Solution: If the function does not modify its parameter, change the declaration to take a const reference (for this example, const T&). If the function modifies the parameter, you cannot pass it a const or a literal value. An alternative is to create an explicit nonconstant temporary and pass that instead. See Section 3.7, String Literals and char* for related information.

2.3.9 Conversion Between Pointer-to-Function and void*

The C++ compiler, in both compatibility and standard mode, now issues a warning for implicit and explicit conversions between pointer-to-function and void*. For more information, see Section 1.6, Function Pointers and void*.

2.3.10 Type enum

If an object of enum type is assigned a value, that value must have the same enum type.

enum E { zero=0, one=1 };
E foo(E e)
   e = 0;    // Error
   e = E(0); // OK
   return e;

Solution: Use a cast.

2.3.11 Member-Initializer List

The old C++ syntax of implied base-class name in a member-initializer list is not allowed.

struct B { B(int); };
struct D : B {
    D(int i) : (i) { }    // Error, should be B(i)

2.3.12 const and volatile Qualifiers

const and volatile qualifiers on pointers must match properly when passing arguments to functions, and when initializing variables.
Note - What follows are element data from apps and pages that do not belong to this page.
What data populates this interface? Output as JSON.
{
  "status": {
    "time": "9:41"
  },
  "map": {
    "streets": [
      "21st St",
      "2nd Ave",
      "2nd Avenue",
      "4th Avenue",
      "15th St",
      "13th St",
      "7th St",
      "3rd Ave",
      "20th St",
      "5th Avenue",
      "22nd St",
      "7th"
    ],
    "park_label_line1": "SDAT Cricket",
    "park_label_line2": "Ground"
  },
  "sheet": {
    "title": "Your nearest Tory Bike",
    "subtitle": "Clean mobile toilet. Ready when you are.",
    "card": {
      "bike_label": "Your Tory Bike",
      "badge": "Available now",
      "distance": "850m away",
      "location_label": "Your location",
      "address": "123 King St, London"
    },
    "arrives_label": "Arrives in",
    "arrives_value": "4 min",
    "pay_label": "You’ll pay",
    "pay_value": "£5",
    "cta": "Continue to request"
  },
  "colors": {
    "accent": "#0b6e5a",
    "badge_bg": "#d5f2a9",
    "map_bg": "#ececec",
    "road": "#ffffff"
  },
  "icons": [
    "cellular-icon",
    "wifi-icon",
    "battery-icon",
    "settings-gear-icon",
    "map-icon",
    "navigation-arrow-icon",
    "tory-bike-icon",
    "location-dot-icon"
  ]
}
void f(char *); 
const char* p = "hello";
f(p);              // Error: passing const char* to non-const char*

Solution: If the function does not modify the characters it points to, declare the parameter to be const char*. Otherwise, make a nonconstant copy of the string and pass that instead.

2.3.13 Nested Type

Nested types cannot be accessed from outside the enclosing class without a class qualifier.

struct Outer {
    struct Inner { int i; };
    int j;
Inner x;            // Error; should be Outer::Inner

2.3.14 Class Template Definitions and Declarations

In class template definitions and declarations, appending the type argument bracketed by < > to the class's name has never been valid, but versions 4 and 5.0 of the C++ compiler did not report the error. For example, in the following code the <T> appended to MyClass is invalid for both the definition and the declaration.

template<class T> class MyClass<T> { ... }; // definition
template<class T> class MyClass<T>;         // declaration

Solution: Remove the bracketed type argument from the class name, as shown in the following code.

template<class T> class MyClass { ... }; // definition
template<class T> class MyClass;         // declaration

2.4 Template Compilation Model

The template compilation model for compatibility mode is different from the 4.2 compilation model. For more information about the new model, refer to Section 3.3.5, Template Repository.